Posted: 03-06-2016

A and B have been in a long-standing relationship. They co-habit and have two young children together. A is the sole breadwinner and B does not work, having ceased given up their job when the children were born. Consequently A controls the family finances and B has no independent income.

As B does not work, A expects B to care for the children and run the household on a day-to-day basis, cooking, cleaning and caring for the children. A has particular expectations as to how B should undertake these tasks.

A also controls many other aspects of B’s life. A has alienated B from family and friends. A will regularly check B’s phone and social media accounts. B is unable to enjoy any independent social life.

A has eroded B’s self-worth, humiliating them to the point that B is suffering from depression and anxiety. A is also frequently violent towards B.

B feels powerless to leave the relationship, not least because A threatens to keep the children in the event of separation.

Many people will be familiar with the above scenario and I am frequently approached by clients who are suffering like B.

However, the majority of people will assume that B is female and A is male. This is a stereotype which society and the legal profession do not appear to be able to throw off. But I am finding that more and more men are seeking help having experienced years of abuse at the hands of their female partner.

Men often find it hard to admit they are the victims of domestic abuse. They often fear that they will not be believed, particularly where they have suffered physical abuse. But in any case, emotional abuse can be devastating.

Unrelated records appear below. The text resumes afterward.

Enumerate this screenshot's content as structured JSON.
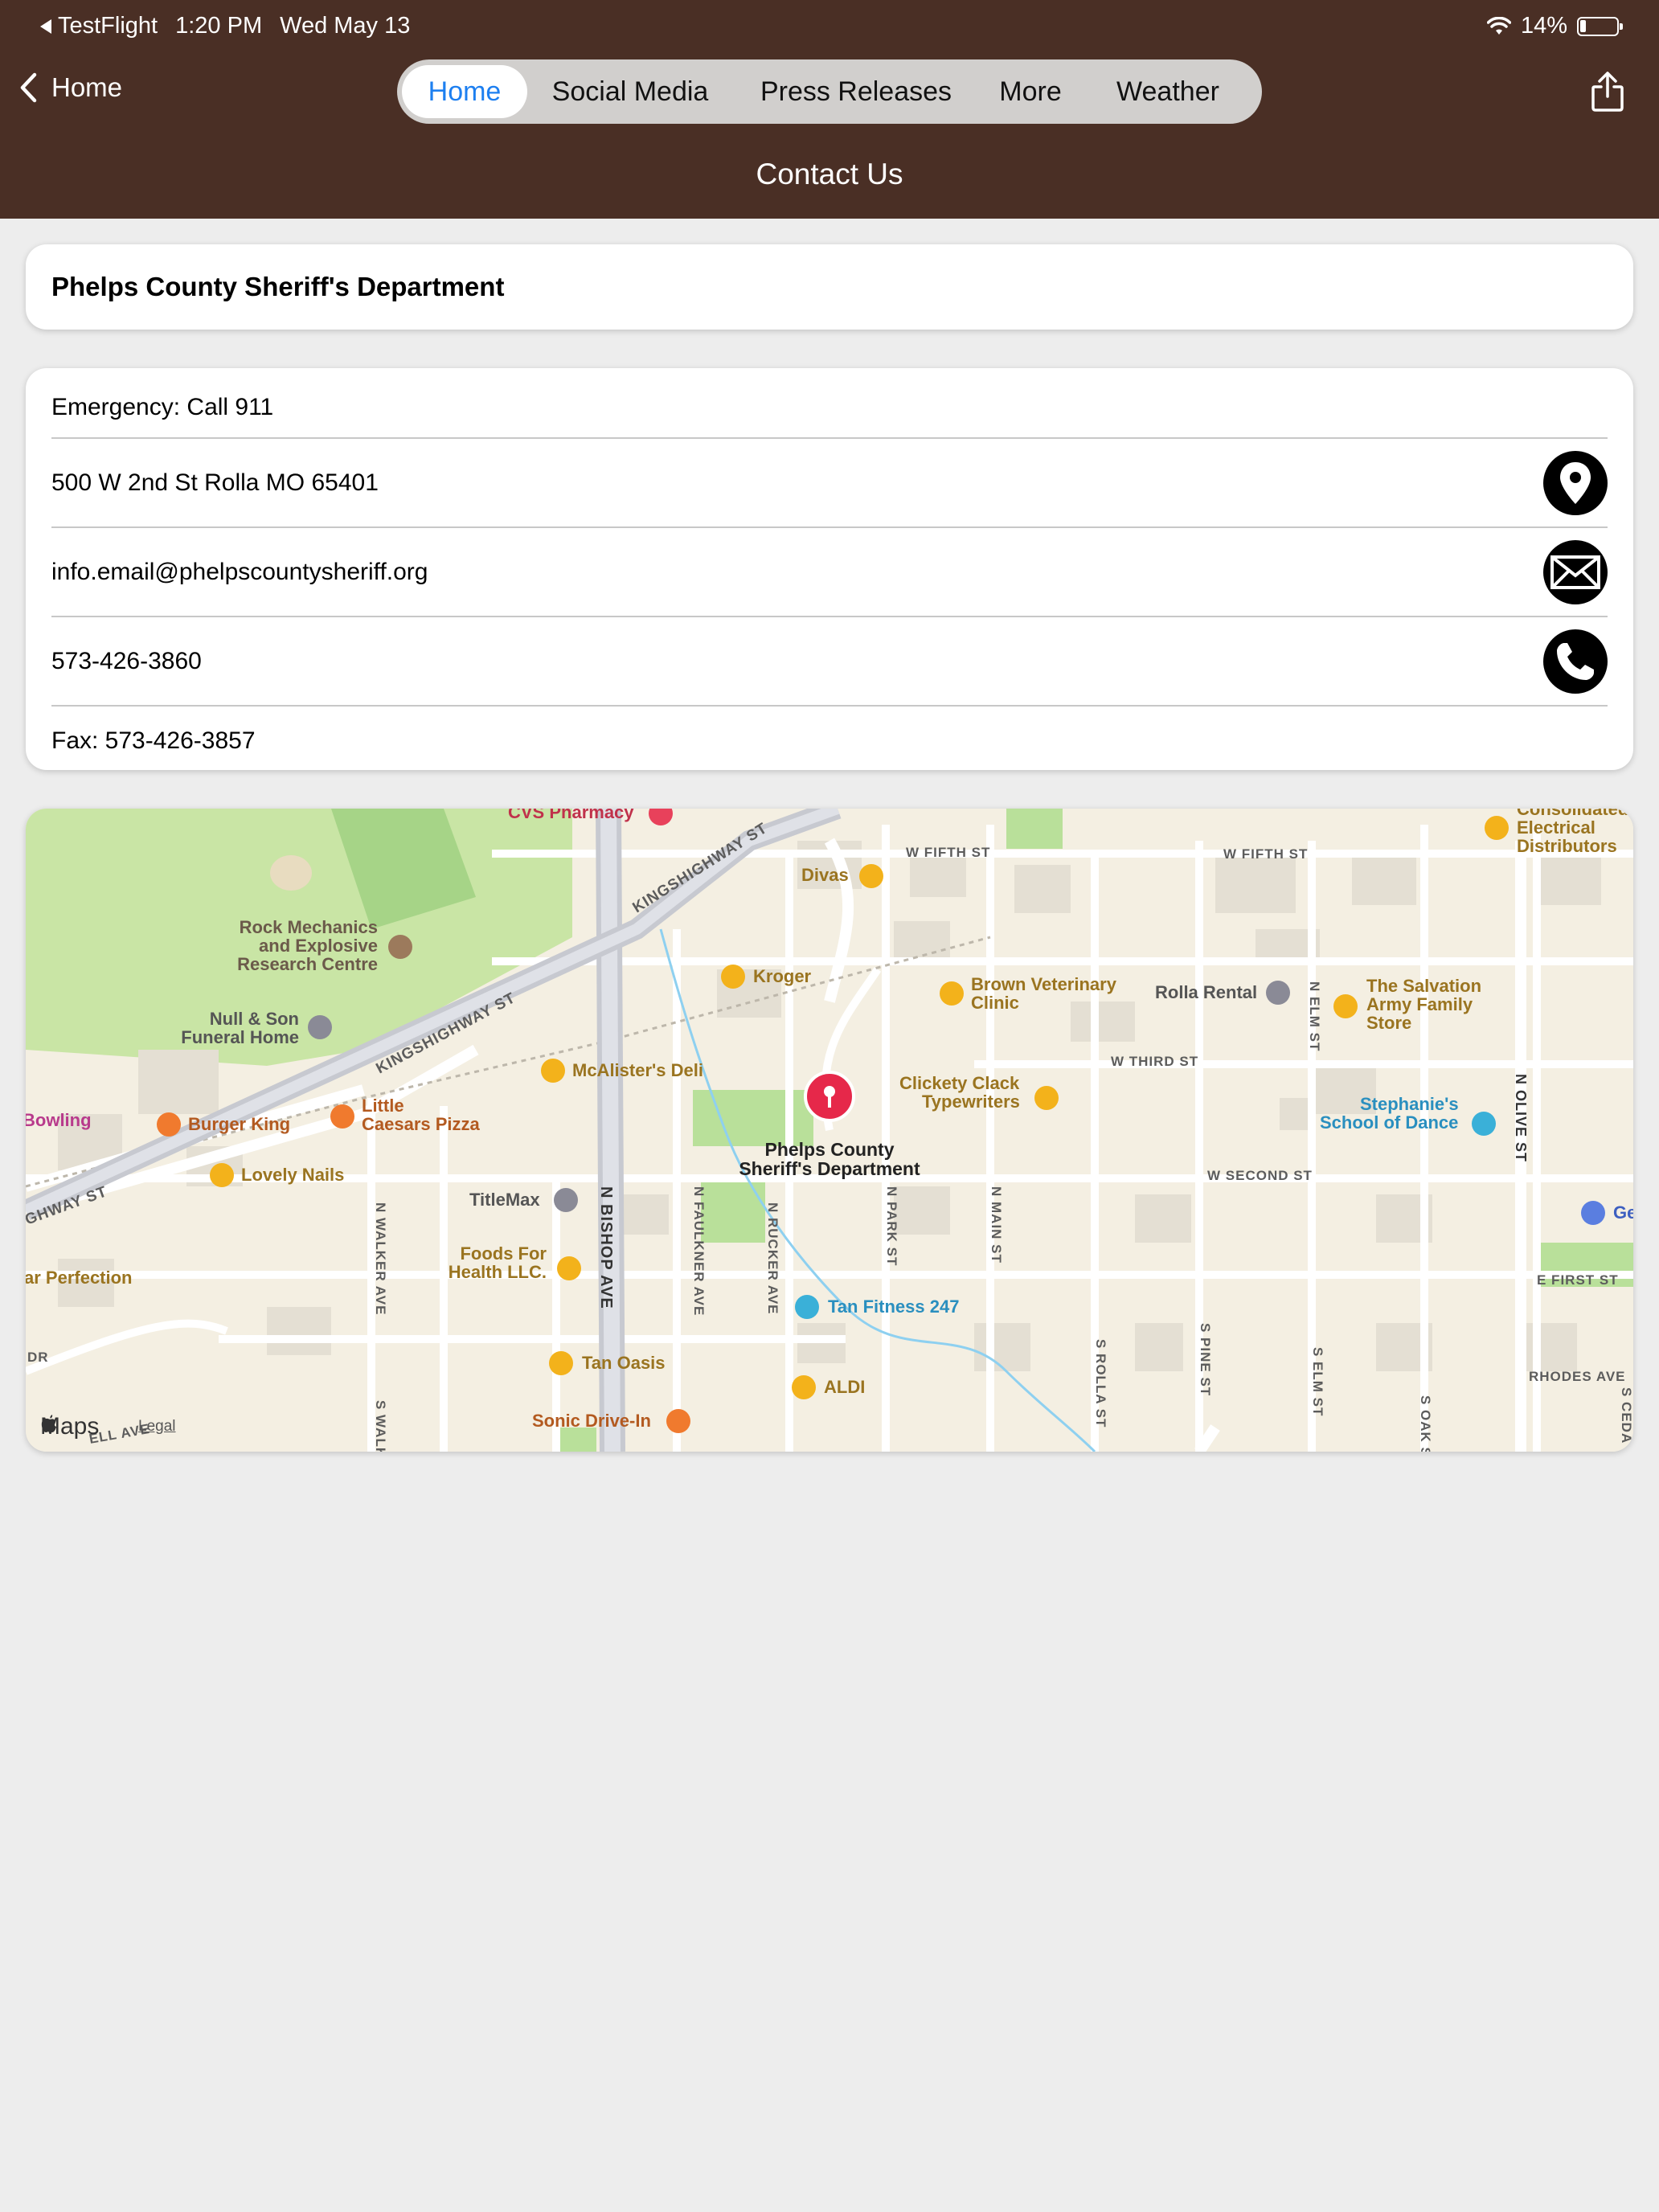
{
  "status_bar": {
    "app": "TestFlight",
    "time": "1:20 PM",
    "date": "Wed May 13",
    "battery": "14%"
  },
  "nav": {
    "back_label": "Home",
    "title": "Contact Us",
    "tabs": [
      {
        "label": "Home"
      },
      {
        "label": "Social Media"
      },
      {
        "label": "Press Releases"
      },
      {
        "label": "More"
      },
      {
        "label": "Weather"
      }
    ]
  },
  "org_name": "Phelps County Sheriff's Department",
  "contact": {
    "emergency": "Emergency: Call 911",
    "address": "500 W 2nd St Rolla MO 65401",
    "email": "info.email@phelpscountysheriff.org",
    "phone": "573-426-3860",
    "fax": "Fax: 573-426-3857"
  },
  "map": {
    "pin_label_1": "Phelps County",
    "pin_label_2": "Sheriff's Department",
    "attribution": "Maps",
    "legal": "Legal",
    "places": [
      {
        "label": "CVS Pharmacy"
      },
      {
        "label": "Divas"
      },
      {
        "label": "Kroger"
      },
      {
        "label": "Brown Veterinary"
      },
      {
        "label": "Clinic"
      },
      {
        "label": "Rolla Rental"
      },
      {
        "label": "The Salvation"
      },
      {
        "label": "Army Family"
      },
      {
        "label": "Store"
      },
      {
        "label": "Consolidated"
      },
      {
        "label": "Electrical"
      },
      {
        "label": "Distributors"
      },
      {
        "label": "Rock Mechanics"
      },
      {
        "label": "and Explosive"
      },
      {
        "label": "Research Centre"
      },
      {
        "label": "Null & Son"
      },
      {
        "label": "Funeral Home"
      },
      {
        "label": "McAlister's Deli"
      },
      {
        "label": "Clickety Clack"
      },
      {
        "label": "Typewriters"
      },
      {
        "label": "Stephanie's"
      },
      {
        "label": "School of Dance"
      },
      {
        "label": "Burger King"
      },
      {
        "label": "Little"
      },
      {
        "label": "Caesars Pizza"
      },
      {
        "label": "Bowling"
      },
      {
        "label": "Lovely Nails"
      },
      {
        "label": "TitleMax"
      },
      {
        "label": "Foods For"
      },
      {
        "label": "Health LLC."
      },
      {
        "label": "Tan Fitness 247"
      },
      {
        "label": "Tan Oasis"
      },
      {
        "label": "ALDI"
      },
      {
        "label": "Sonic Drive-In"
      },
      {
        "label": "ar Perfection"
      },
      {
        "label": "Ge"
      }
    ],
    "streets": [
      {
        "label": "W FIFTH ST"
      },
      {
        "label": "W FIFTH ST"
      },
      {
        "label": "KINGSHIGHWAY ST"
      },
      {
        "label": "KINGSHIGHWAY ST"
      },
      {
        "label": "IGHWAY ST"
      },
      {
        "label": "W THIRD ST"
      },
      {
        "label": "W SECOND ST"
      },
      {
        "label": "E FIRST ST"
      },
      {
        "label": "RHODES AVE"
      },
      {
        "label": "N BISHOP AVE"
      },
      {
        "label": "N WALKER AVE"
      },
      {
        "label": "N FAULKNER AVE"
      },
      {
        "label": "N RUCKER AVE"
      },
      {
        "label": "N PARK ST"
      },
      {
        "label": "N MAIN ST"
      },
      {
        "label": "N ELM ST"
      },
      {
        "label": "N OLIVE ST"
      },
      {
        "label": "S ROLLA ST"
      },
      {
        "label": "S PINE ST"
      },
      {
        "label": "S ELM ST"
      },
      {
        "label": "S OAK S"
      },
      {
        "label": "S CEDA"
      },
      {
        "label": "S WALK"
      },
      {
        "label": "DR"
      },
      {
        "label": "ELL AVE"
      }
    ]
  },
  "colors": {
    "header_bg": "#4a2f25",
    "accent": "#1d7ff0",
    "page_bg": "#ededed"
  },
  "icons": [
    "location-pin-icon",
    "envelope-icon",
    "phone-icon",
    "share-icon",
    "chevron-left-icon"
  ]
}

Furthermore, the current legal mind-set is open to abuse. Male victims of domestic abuse often find themselves being portrayed as the perpetrator and the Courts seem unable to grapple with the idea that men can suffer significant abuse at the hands of their female partner.

Section 76 of the Serious Crime Act 2015 recently made coercive or controlling behaviour in an intimate relationship a criminal offence. This should give an added layer of protection to those suffering abuse which falls short of actual violence. But again, until society and the Courts adjust their thinking and overcome outdated prejudices, male victims of domestic abuse will remain reluctant to seek the Court’s protection.

Contact Sousa Law today for specialist help and advice.